[App and web page records]
BEGIN

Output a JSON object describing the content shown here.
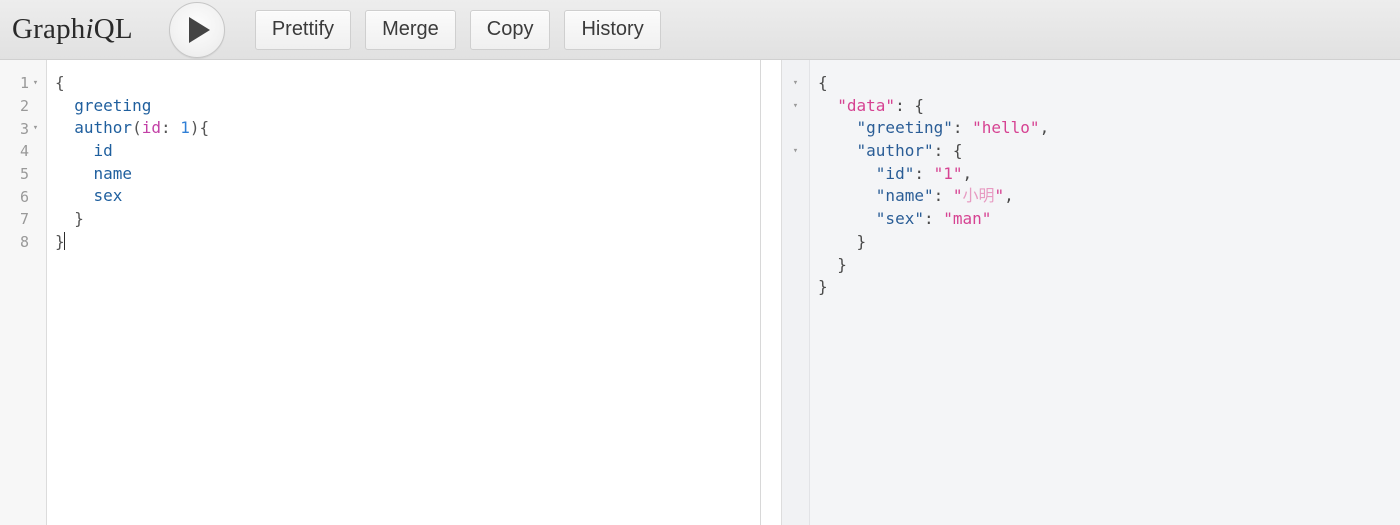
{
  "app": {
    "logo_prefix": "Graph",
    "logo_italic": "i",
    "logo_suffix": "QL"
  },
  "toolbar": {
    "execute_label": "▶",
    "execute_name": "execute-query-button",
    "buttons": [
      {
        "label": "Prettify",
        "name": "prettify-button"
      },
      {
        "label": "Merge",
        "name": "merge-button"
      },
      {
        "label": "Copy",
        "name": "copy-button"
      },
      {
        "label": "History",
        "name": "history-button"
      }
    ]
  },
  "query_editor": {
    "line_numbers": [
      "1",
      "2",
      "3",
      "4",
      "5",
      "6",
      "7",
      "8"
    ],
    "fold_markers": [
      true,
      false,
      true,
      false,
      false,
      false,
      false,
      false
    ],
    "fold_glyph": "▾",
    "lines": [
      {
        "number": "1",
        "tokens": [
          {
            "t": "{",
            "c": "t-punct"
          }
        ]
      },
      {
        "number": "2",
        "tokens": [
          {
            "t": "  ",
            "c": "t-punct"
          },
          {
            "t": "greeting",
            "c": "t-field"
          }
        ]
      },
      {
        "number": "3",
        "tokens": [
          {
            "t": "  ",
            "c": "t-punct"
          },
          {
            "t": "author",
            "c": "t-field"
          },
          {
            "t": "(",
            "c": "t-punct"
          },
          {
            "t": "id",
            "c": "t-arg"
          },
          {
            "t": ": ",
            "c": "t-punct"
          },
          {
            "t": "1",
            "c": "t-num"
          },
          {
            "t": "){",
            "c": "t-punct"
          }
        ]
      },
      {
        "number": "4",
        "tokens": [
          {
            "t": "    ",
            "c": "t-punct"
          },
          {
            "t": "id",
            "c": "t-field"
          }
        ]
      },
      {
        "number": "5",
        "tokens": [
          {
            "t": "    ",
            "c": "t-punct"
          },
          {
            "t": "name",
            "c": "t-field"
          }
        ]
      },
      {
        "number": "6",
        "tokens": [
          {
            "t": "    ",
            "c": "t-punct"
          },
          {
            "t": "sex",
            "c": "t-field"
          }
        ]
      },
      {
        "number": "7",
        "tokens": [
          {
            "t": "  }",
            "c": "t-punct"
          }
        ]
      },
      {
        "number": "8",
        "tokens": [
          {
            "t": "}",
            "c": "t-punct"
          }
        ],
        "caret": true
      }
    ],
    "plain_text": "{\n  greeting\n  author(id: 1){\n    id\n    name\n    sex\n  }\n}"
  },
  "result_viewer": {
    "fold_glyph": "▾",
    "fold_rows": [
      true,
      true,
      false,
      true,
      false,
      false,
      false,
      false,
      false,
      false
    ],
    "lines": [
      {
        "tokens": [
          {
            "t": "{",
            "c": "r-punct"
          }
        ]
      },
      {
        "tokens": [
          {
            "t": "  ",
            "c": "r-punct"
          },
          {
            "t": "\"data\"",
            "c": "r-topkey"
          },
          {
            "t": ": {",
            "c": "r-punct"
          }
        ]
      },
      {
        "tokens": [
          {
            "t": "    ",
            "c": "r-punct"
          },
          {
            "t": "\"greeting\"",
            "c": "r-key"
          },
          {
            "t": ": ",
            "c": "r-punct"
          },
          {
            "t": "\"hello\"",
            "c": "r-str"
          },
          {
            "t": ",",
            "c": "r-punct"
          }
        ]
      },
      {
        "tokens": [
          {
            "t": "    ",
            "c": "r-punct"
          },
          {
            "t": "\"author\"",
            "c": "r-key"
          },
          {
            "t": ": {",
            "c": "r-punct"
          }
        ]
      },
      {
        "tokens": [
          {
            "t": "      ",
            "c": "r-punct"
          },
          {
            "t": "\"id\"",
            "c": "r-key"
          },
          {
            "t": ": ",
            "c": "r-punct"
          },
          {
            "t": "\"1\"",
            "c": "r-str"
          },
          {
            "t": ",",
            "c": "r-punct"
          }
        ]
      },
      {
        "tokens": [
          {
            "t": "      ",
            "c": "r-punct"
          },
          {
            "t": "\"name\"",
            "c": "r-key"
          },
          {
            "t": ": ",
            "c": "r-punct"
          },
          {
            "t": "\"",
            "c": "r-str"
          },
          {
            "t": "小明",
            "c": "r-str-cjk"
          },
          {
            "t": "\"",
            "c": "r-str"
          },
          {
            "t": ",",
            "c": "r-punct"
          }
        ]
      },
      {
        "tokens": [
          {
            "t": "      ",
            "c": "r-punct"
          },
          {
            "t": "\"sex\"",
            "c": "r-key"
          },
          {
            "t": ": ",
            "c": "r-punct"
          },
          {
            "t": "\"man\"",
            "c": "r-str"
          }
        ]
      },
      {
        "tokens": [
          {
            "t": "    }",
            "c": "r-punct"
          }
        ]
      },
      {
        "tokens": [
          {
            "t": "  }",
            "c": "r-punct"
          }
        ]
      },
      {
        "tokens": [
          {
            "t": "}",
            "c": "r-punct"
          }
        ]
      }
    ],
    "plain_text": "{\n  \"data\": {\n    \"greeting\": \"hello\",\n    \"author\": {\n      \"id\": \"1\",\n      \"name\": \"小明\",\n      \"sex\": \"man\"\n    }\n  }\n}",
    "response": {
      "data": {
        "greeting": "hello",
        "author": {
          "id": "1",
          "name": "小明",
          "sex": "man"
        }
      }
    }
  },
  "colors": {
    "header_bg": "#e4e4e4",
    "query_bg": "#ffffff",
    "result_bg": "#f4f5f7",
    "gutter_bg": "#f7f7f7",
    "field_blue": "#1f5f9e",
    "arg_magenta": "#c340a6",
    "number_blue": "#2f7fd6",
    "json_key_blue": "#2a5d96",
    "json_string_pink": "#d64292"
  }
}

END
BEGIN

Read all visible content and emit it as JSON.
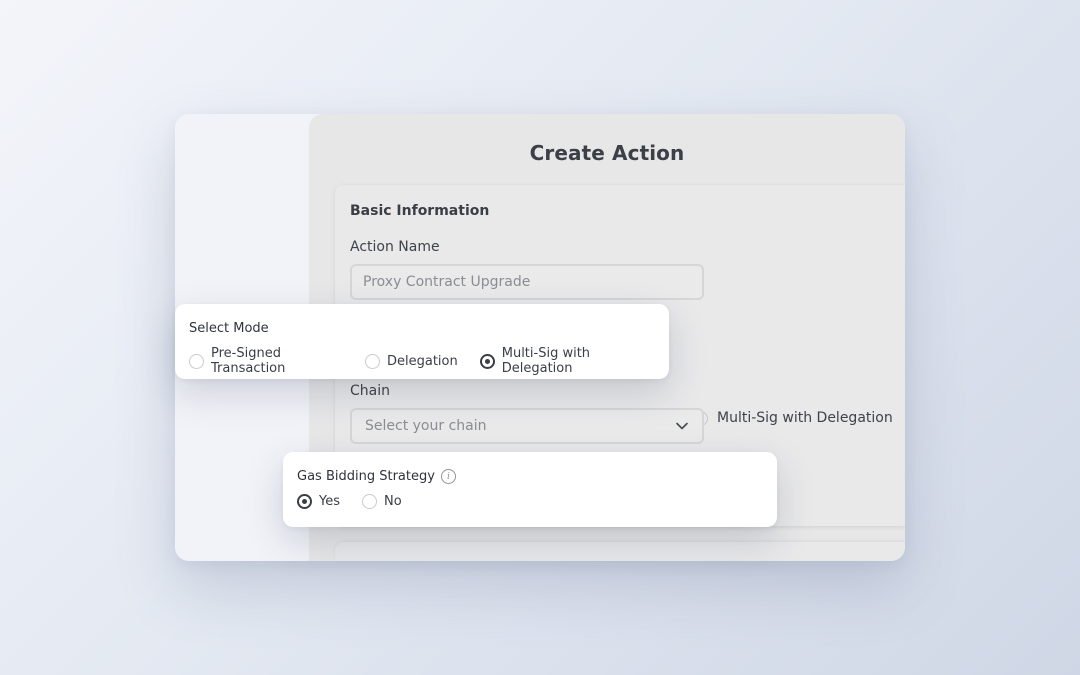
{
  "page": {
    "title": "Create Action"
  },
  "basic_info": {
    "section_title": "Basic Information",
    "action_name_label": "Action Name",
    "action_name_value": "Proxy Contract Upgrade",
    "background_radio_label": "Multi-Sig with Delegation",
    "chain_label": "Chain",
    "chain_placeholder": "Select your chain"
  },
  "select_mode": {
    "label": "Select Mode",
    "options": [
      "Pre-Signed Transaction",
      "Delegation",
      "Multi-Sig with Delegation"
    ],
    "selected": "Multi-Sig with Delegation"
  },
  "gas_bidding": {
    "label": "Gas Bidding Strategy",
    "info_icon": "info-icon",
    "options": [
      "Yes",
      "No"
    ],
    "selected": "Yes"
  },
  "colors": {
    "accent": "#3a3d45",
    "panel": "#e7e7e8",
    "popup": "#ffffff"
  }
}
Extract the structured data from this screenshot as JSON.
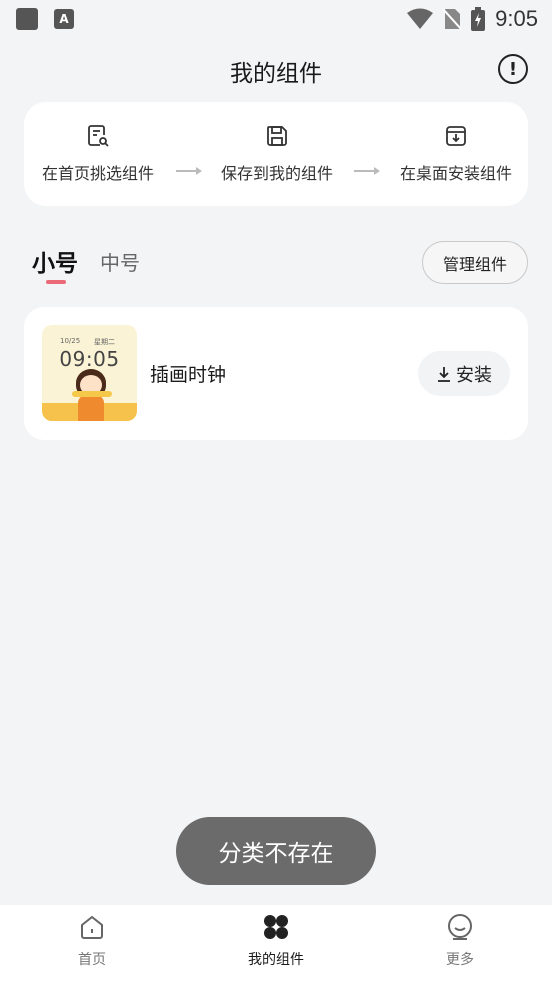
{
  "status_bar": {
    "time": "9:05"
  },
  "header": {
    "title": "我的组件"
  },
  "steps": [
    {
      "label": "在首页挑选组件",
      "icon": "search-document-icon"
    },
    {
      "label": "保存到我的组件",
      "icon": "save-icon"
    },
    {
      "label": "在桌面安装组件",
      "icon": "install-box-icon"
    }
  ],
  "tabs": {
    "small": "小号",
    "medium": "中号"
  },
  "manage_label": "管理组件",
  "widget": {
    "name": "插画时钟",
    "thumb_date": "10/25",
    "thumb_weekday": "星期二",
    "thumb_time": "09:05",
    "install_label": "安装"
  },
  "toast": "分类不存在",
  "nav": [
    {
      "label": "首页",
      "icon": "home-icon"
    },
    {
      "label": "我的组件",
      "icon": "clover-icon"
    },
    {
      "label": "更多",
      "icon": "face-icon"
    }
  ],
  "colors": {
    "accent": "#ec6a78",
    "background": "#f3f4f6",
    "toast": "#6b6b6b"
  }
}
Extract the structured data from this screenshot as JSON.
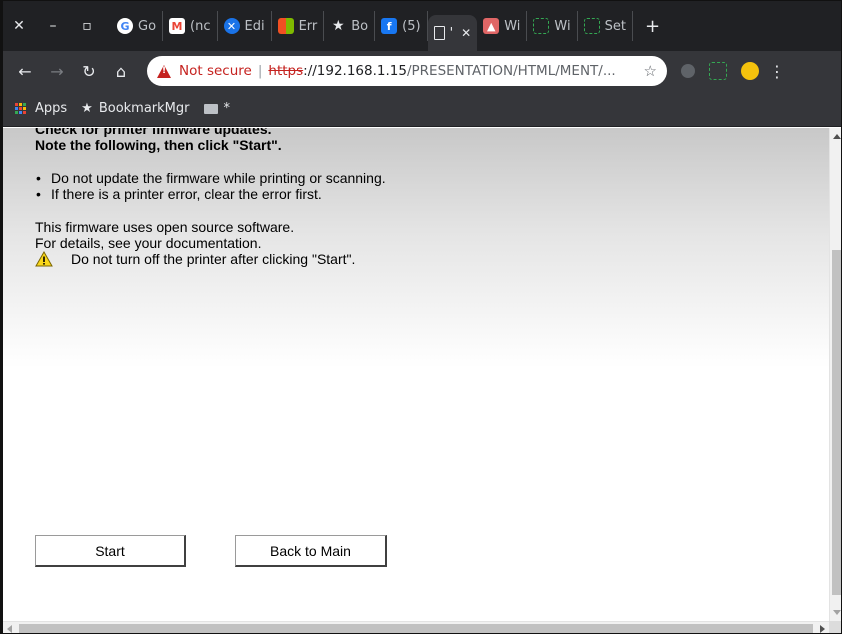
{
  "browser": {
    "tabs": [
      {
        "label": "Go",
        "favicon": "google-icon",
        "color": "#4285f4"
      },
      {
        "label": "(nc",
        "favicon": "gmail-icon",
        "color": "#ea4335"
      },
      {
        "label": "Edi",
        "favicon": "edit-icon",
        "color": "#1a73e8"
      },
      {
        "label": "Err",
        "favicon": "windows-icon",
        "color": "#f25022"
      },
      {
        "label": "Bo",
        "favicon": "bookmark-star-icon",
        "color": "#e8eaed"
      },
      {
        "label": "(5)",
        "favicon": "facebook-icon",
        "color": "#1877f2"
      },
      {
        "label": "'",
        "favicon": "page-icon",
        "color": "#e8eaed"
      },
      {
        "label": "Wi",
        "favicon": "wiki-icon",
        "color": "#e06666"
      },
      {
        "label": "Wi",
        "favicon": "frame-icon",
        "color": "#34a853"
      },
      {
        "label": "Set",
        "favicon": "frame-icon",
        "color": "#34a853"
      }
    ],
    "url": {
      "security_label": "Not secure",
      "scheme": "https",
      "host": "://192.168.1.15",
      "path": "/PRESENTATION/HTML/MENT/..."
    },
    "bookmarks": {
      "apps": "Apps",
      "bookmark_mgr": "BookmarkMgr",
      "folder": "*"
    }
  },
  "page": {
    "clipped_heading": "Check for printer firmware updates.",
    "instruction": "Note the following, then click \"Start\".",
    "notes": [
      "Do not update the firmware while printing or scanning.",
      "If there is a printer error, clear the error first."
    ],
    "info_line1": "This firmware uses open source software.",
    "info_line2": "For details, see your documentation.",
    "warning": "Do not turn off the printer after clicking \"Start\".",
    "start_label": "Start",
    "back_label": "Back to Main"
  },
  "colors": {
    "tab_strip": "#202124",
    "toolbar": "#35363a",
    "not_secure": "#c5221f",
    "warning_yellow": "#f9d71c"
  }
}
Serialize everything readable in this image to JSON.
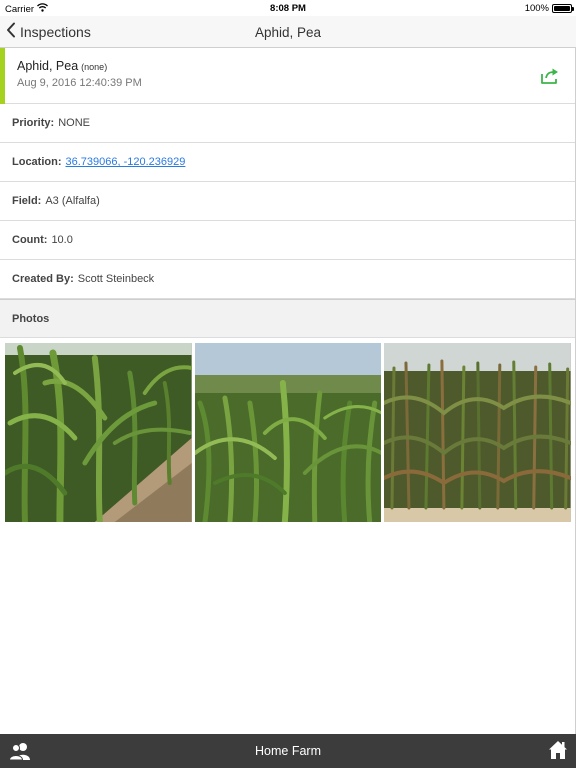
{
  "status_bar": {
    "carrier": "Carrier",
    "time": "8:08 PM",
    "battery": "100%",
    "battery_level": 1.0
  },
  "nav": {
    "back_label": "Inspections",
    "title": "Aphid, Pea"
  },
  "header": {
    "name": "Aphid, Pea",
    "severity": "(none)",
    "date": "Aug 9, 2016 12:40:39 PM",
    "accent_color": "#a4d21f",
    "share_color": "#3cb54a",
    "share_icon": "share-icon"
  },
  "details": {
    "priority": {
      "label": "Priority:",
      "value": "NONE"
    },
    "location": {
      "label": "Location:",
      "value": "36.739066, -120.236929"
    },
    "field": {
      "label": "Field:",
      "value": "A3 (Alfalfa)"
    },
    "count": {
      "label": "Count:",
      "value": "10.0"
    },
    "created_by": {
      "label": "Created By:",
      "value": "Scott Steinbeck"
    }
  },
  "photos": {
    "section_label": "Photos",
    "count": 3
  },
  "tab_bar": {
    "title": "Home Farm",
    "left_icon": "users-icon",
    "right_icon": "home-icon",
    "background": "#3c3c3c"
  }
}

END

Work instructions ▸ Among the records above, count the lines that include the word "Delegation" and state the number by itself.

Task solution ▸ 4